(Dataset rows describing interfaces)
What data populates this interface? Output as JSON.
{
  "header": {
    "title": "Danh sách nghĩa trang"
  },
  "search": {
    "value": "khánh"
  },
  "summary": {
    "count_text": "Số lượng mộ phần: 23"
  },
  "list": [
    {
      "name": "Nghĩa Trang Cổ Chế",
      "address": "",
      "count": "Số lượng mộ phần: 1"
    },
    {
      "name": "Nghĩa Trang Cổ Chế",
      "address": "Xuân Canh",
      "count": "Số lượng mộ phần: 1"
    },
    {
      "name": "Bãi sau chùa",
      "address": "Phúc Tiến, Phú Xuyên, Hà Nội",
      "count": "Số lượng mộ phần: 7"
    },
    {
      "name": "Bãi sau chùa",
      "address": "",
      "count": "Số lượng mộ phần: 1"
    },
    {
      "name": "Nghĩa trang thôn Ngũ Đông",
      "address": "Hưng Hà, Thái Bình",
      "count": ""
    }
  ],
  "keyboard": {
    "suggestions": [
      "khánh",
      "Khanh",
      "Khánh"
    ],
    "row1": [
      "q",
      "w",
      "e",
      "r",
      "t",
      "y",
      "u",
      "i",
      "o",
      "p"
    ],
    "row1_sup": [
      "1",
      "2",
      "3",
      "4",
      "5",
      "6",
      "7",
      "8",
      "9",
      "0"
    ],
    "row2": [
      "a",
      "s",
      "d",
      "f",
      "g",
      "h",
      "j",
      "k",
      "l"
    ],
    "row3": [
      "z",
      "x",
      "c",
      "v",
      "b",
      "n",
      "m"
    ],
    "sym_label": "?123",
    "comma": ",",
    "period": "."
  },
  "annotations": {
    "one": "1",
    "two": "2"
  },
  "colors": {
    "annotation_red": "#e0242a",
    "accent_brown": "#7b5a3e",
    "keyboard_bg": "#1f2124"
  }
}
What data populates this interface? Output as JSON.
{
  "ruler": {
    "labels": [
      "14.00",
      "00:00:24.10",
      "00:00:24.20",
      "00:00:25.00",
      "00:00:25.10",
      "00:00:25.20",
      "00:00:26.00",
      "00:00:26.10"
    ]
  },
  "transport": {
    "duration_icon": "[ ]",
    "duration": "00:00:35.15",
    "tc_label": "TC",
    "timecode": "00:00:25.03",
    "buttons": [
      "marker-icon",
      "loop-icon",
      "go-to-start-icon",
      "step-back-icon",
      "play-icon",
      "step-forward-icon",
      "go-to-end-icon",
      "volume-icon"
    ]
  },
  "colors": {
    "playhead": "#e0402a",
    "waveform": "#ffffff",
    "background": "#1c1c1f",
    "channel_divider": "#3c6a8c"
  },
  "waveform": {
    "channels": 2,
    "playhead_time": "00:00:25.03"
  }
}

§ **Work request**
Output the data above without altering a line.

§ **Answer to this problem**
What data populates this interface? Output as JSON.
{
  "header": {
    "title": "Danh sách nghĩa trang"
  },
  "search": {
    "value": "khánh"
  },
  "summary": {
    "count_text": "Số lượng mộ phần: 23"
  },
  "list": [
    {
      "name": "Nghĩa Trang Cổ Chế",
      "address": "",
      "count": "Số lượng mộ phần: 1"
    },
    {
      "name": "Nghĩa Trang Cổ Chế",
      "address": "Xuân Canh",
      "count": "Số lượng mộ phần: 1"
    },
    {
      "name": "Bãi sau chùa",
      "address": "Phúc Tiến, Phú Xuyên, Hà Nội",
      "count": "Số lượng mộ phần: 7"
    },
    {
      "name": "Bãi sau chùa",
      "address": "",
      "count": "Số lượng mộ phần: 1"
    },
    {
      "name": "Nghĩa trang thôn Ngũ Đông",
      "address": "Hưng Hà, Thái Bình",
      "count": ""
    }
  ],
  "keyboard": {
    "suggestions": [
      "khánh",
      "Khanh",
      "Khánh"
    ],
    "row1": [
      "q",
      "w",
      "e",
      "r",
      "t",
      "y",
      "u",
      "i",
      "o",
      "p"
    ],
    "row1_sup": [
      "1",
      "2",
      "3",
      "4",
      "5",
      "6",
      "7",
      "8",
      "9",
      "0"
    ],
    "row2": [
      "a",
      "s",
      "d",
      "f",
      "g",
      "h",
      "j",
      "k",
      "l"
    ],
    "row3": [
      "z",
      "x",
      "c",
      "v",
      "b",
      "n",
      "m"
    ],
    "sym_label": "?123",
    "comma": ",",
    "period": "."
  },
  "annotations": {
    "one": "1",
    "two": "2"
  },
  "colors": {
    "annotation_red": "#e0242a",
    "accent_brown": "#7b5a3e",
    "keyboard_bg": "#1f2124"
  }
}
What data populates this interface? Output as JSON.
{
  "ruler": {
    "labels": [
      "14.00",
      "00:00:24.10",
      "00:00:24.20",
      "00:00:25.00",
      "00:00:25.10",
      "00:00:25.20",
      "00:00:26.00",
      "00:00:26.10"
    ]
  },
  "transport": {
    "duration_icon": "[ ]",
    "duration": "00:00:35.15",
    "tc_label": "TC",
    "timecode": "00:00:25.03",
    "buttons": [
      "marker-icon",
      "loop-icon",
      "go-to-start-icon",
      "step-back-icon",
      "play-icon",
      "step-forward-icon",
      "go-to-end-icon",
      "volume-icon"
    ]
  },
  "colors": {
    "playhead": "#e0402a",
    "waveform": "#ffffff",
    "background": "#1c1c1f",
    "channel_divider": "#3c6a8c"
  },
  "waveform": {
    "channels": 2,
    "playhead_time": "00:00:25.03"
  }
}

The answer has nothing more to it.